This is not surprising, because most of the same people -- including Rumsfeld, Wolfowitz and Douglas Feith, the undersecretary of Defense for policy -- who led the drive to war in Iraq remain in charge of implementing the new global strategy.

While these officials have lost virtually all influence over policy-making in Iraq as a result of their virtually total failure to anticipate the challenges faced by U.S. occupation forces after the war, they are working feverishly to reconfigure Washington's global military forces for the coming generation.

Copyright 2004 IPS - Inter Press Service

Donnie
04 Nov 04,, 22:59
interesting, i found these 2 paragraphs humorous though.


In addition, the presence and behavior of U.S. forces in ........ South Korea ...... have become increasingly unpopular and a lightning rod for growing anti-Americanism and resentment. Reducing their ''footprint'' might have the opposite effect.

The Koreans worry that such a significant withdrawal now might not only complicate a particularly tense time in intra-Korean relations, but may also signal Washington's desire to reduce Seoul's say in whether or not Washington attacks North Korea.

this is my major gripe, your damned if you do, damed if you dont.

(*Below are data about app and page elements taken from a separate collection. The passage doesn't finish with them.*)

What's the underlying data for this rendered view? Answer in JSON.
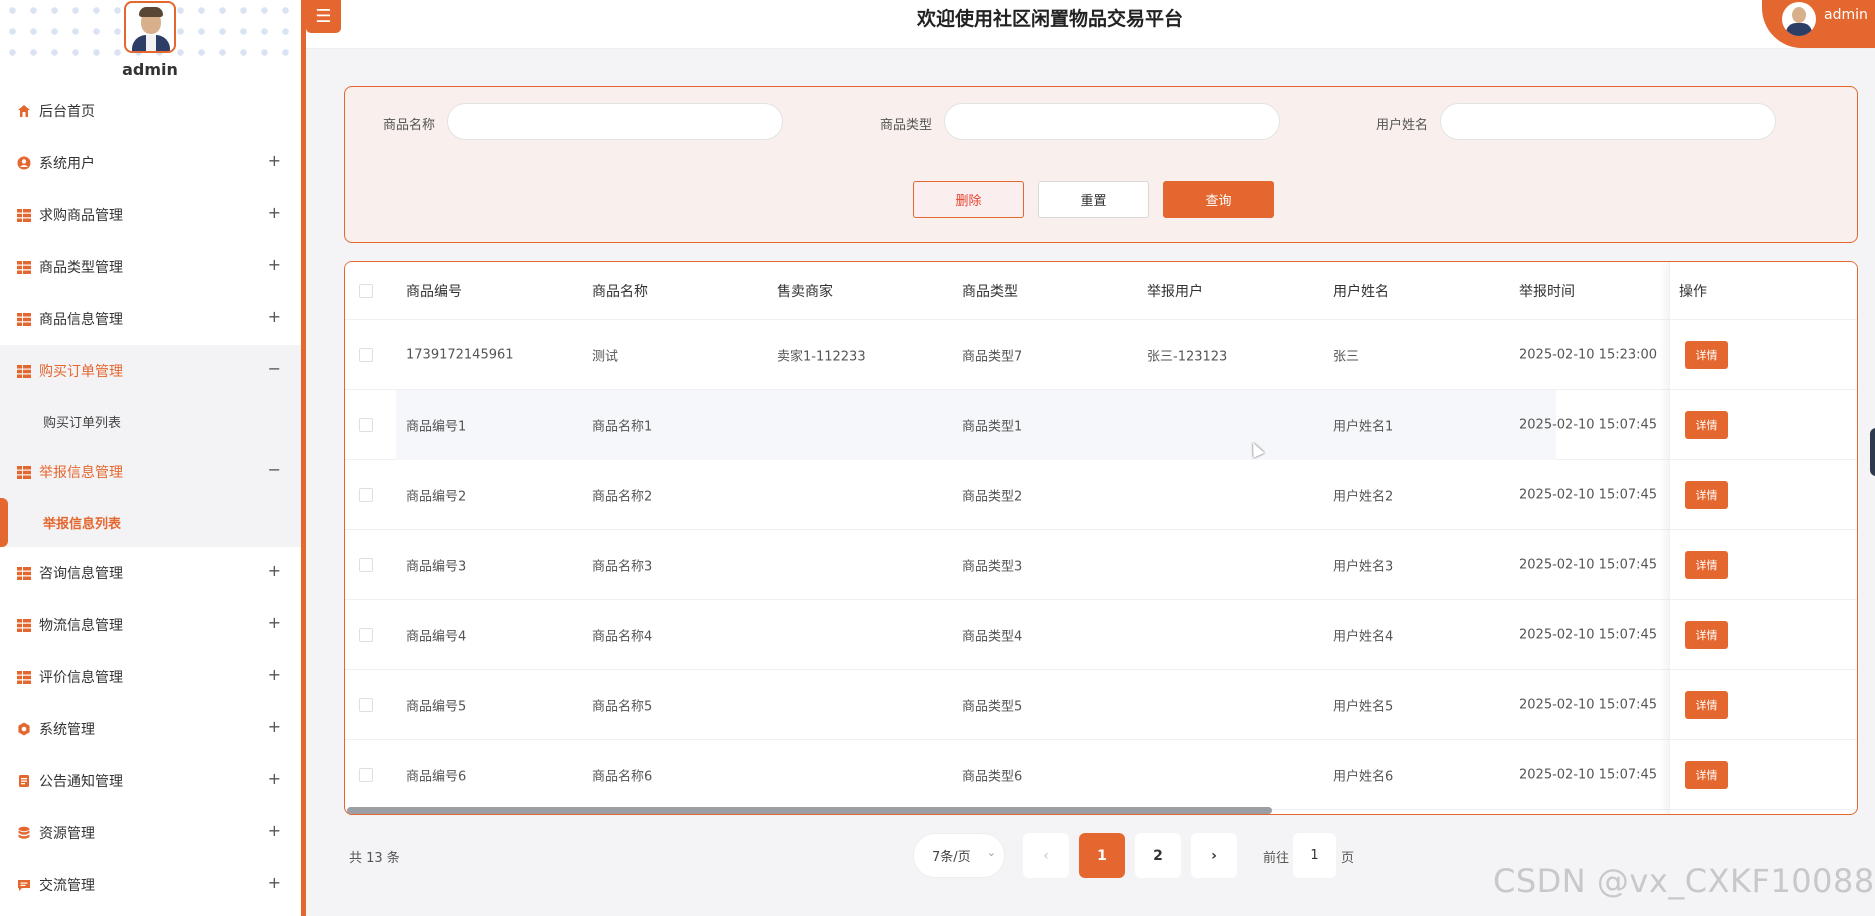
{
  "colors": {
    "accent": "#e4672f",
    "danger_text": "#e4432f",
    "page_bg": "#f4f4f6"
  },
  "sidebar": {
    "user_name": "admin",
    "items": [
      {
        "label": "后台首页",
        "icon": "home-icon",
        "toggle": ""
      },
      {
        "label": "系统用户",
        "icon": "user-icon",
        "toggle": "+"
      },
      {
        "label": "求购商品管理",
        "icon": "grid-icon",
        "toggle": "+"
      },
      {
        "label": "商品类型管理",
        "icon": "grid-icon",
        "toggle": "+"
      },
      {
        "label": "商品信息管理",
        "icon": "grid-icon",
        "toggle": "+"
      },
      {
        "label": "购买订单管理",
        "icon": "grid-icon",
        "toggle": "−",
        "sub": "购买订单列表"
      },
      {
        "label": "举报信息管理",
        "icon": "grid-icon",
        "toggle": "−",
        "sub": "举报信息列表"
      },
      {
        "label": "咨询信息管理",
        "icon": "grid-icon",
        "toggle": "+"
      },
      {
        "label": "物流信息管理",
        "icon": "grid-icon",
        "toggle": "+"
      },
      {
        "label": "评价信息管理",
        "icon": "grid-icon",
        "toggle": "+"
      },
      {
        "label": "系统管理",
        "icon": "gear-icon",
        "toggle": "+"
      },
      {
        "label": "公告通知管理",
        "icon": "notice-icon",
        "toggle": "+"
      },
      {
        "label": "资源管理",
        "icon": "database-icon",
        "toggle": "+"
      },
      {
        "label": "交流管理",
        "icon": "chat-icon",
        "toggle": "+"
      }
    ]
  },
  "header": {
    "menu_icon": "☰",
    "title": "欢迎使用社区闲置物品交易平台",
    "user_name": "admin"
  },
  "search": {
    "fields": [
      {
        "label": "商品名称",
        "value": ""
      },
      {
        "label": "商品类型",
        "value": ""
      },
      {
        "label": "用户姓名",
        "value": ""
      }
    ],
    "delete_label": "删除",
    "reset_label": "重置",
    "query_label": "查询"
  },
  "table": {
    "columns": [
      "商品编号",
      "商品名称",
      "售卖商家",
      "商品类型",
      "举报用户",
      "用户姓名",
      "举报时间",
      "操作"
    ],
    "action_label": "详情",
    "rows": [
      [
        "1739172145961",
        "测试",
        "卖家1-112233",
        "商品类型7",
        "张三-123123",
        "张三",
        "2025-02-10 15:23:00"
      ],
      [
        "商品编号1",
        "商品名称1",
        "",
        "商品类型1",
        "",
        "用户姓名1",
        "2025-02-10 15:07:45"
      ],
      [
        "商品编号2",
        "商品名称2",
        "",
        "商品类型2",
        "",
        "用户姓名2",
        "2025-02-10 15:07:45"
      ],
      [
        "商品编号3",
        "商品名称3",
        "",
        "商品类型3",
        "",
        "用户姓名3",
        "2025-02-10 15:07:45"
      ],
      [
        "商品编号4",
        "商品名称4",
        "",
        "商品类型4",
        "",
        "用户姓名4",
        "2025-02-10 15:07:45"
      ],
      [
        "商品编号5",
        "商品名称5",
        "",
        "商品类型5",
        "",
        "用户姓名5",
        "2025-02-10 15:07:45"
      ],
      [
        "商品编号6",
        "商品名称6",
        "",
        "商品类型6",
        "",
        "用户姓名6",
        "2025-02-10 15:07:45"
      ]
    ]
  },
  "pagination": {
    "total": "共 13 条",
    "page_size": "7条/页",
    "prev": "‹",
    "pages": [
      "1",
      "2"
    ],
    "next": "›",
    "goto_prefix": "前往",
    "goto_value": "1",
    "goto_suffix": "页"
  },
  "watermark": "CSDN @vx_CXKF10088"
}
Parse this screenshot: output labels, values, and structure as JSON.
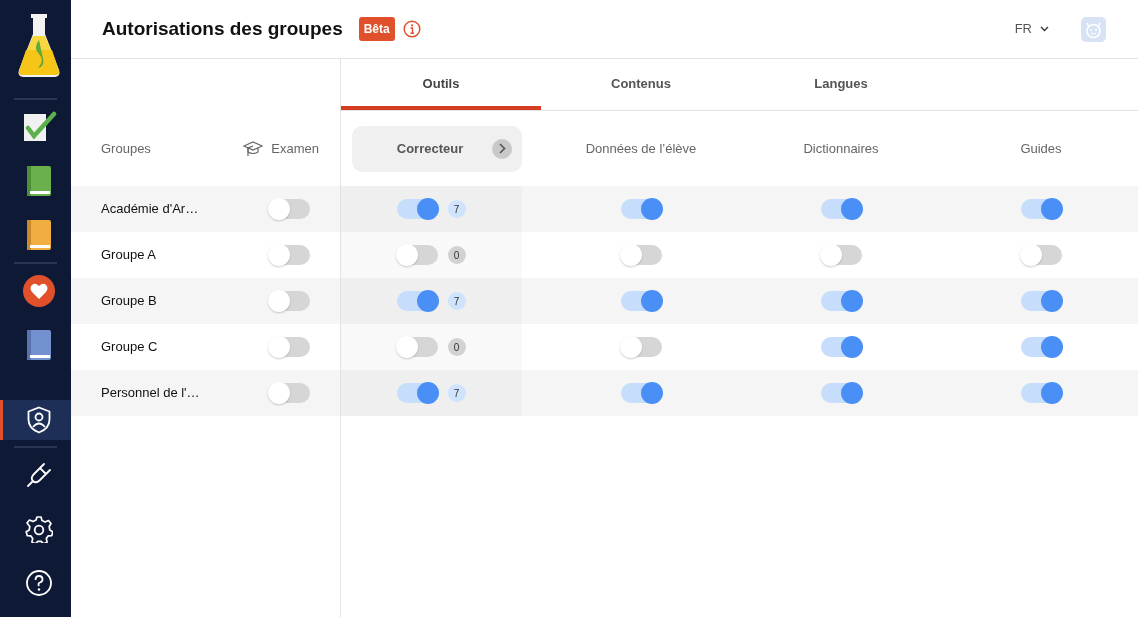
{
  "sidebar": {
    "sections": [
      {
        "items": [
          {
            "selected": false
          }
        ]
      },
      {
        "items": [
          {
            "selected": false
          },
          {
            "selected": false
          },
          {
            "selected": false
          }
        ]
      },
      {
        "items": [
          {
            "selected": false
          },
          {
            "selected": false
          }
        ]
      },
      {
        "items": [
          {
            "selected": true
          }
        ]
      },
      {
        "items": [
          {
            "selected": false
          },
          {
            "selected": false
          },
          {
            "selected": false
          }
        ]
      }
    ]
  },
  "header": {
    "title": "Autorisations des groupes",
    "badge": "Bêta",
    "language": "FR"
  },
  "tabs": [
    {
      "label": "Outils",
      "selected": true
    },
    {
      "label": "Contenus",
      "selected": false
    },
    {
      "label": "Langues",
      "selected": false
    }
  ],
  "group_columns": [
    "Groupes",
    "Examen"
  ],
  "columns": [
    {
      "label": "Correcteur",
      "selected": true
    },
    {
      "label": "Données de l’élève",
      "selected": false
    },
    {
      "label": "Dictionnaires",
      "selected": false
    },
    {
      "label": "Guides",
      "selected": false
    }
  ],
  "groups": [
    {
      "name": "Académie d'Ar…",
      "exam": false,
      "cells": [
        {
          "on": true,
          "count": "7"
        },
        {
          "on": true
        },
        {
          "on": true
        },
        {
          "on": true
        }
      ]
    },
    {
      "name": "Groupe A",
      "exam": false,
      "cells": [
        {
          "on": false,
          "count": "0"
        },
        {
          "on": false
        },
        {
          "on": false
        },
        {
          "on": false
        }
      ]
    },
    {
      "name": "Groupe B",
      "exam": false,
      "cells": [
        {
          "on": true,
          "count": "7"
        },
        {
          "on": true
        },
        {
          "on": true
        },
        {
          "on": true
        }
      ]
    },
    {
      "name": "Groupe C",
      "exam": false,
      "cells": [
        {
          "on": false,
          "count": "0"
        },
        {
          "on": false
        },
        {
          "on": true
        },
        {
          "on": true
        }
      ]
    },
    {
      "name": "Personnel de l'…",
      "exam": false,
      "cells": [
        {
          "on": true,
          "count": "7"
        },
        {
          "on": true
        },
        {
          "on": true
        },
        {
          "on": true
        }
      ]
    }
  ]
}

lulldapull
05 Nov 04,, 02:03
interesting, i found these 2 paragraphs humorous though.



this is my major gripe, your damned if you do, damed if you dont.



How humourous are they Donnie :) ? Even for a juvenile? :biggrin: :biggrin:

Okay after the intended pun.......Don't you think that both the South koreans and Japanese will have to re-define themselves in a post 90's China reality, without Unkal Sam suckling them ?....China is reasserting itself on a daily basis! :)

I think with the Chinese now on the verge of being the most dynamic, largest and most powerful economy in the East, Both the South Koreans and the Japanese will have to fend for themselves, as our economy will not be capable to sustain these current global deployments or power projections anymore.

P.S. The Japanese are already pumping in billions of dollars into our ailing economy to artificially maintain the dollars value against the Euro and the increasingly menacing yuan. INMO once the EU is firmly estabilished and the EU reasserts itself as a new entity ( rivalling the U.S. economy in size and export potential) we'll have a lot more competition to worry about. And as the article rightfully predicts that the geo-strategic realities of that happening are already taking place, as large U.S. Military bases in the heart of europe are winding down, packing up and shipping out to either eastern europe, or to the new war in the middle east. :)

Donnie
05 Nov 04,, 02:43
How humourous are they Donnie

your right, its more like irony


Okay after the intended pun.......Don't you think that both the South koreans and Japanese will have to re-define themselves in a post 90's China reality, without Unkal Sam suckling them ?....China is reasserting itself on a daily basis! :)

absolutly, but it will bring about anti - american sentiment, either way.


I think with the Chinese now on the verge of being the most dynamic, largest and most powerful economy in the East, Both the South Koreans and the Japanese will have to fend for themselves, as our economy will not be capable to sustain these current global deployments or power projections anymore.

i think china is still a little farther away than the verge, but they will be something to condend with.


P.S. The Japanese are already pumping in billions of dollars into our ailing economy to artificially maintain the dollars value against the Euro and the increasingly menacing yuan. INMO once the EU is firmly estabilished and the EU reasserts itself as a new entity ( rivalling the U.S. economy in size and export potential) we'll have a lot more competition to worry about. And as the article rightfully predicts that the geo-strategic realities of that happening are already taking place, as large U.S. Military bases in the heart of europe are winding down, packing up and shipping out to either eastern europe, or to the new war in the middle east. :)

yes we all know about japan helping to prop the dollar, its in thier best interest to do so right now. as i said, the article was interesting, wasnt really picking it apart, only mentioning the fact that the US is often stuck between policies.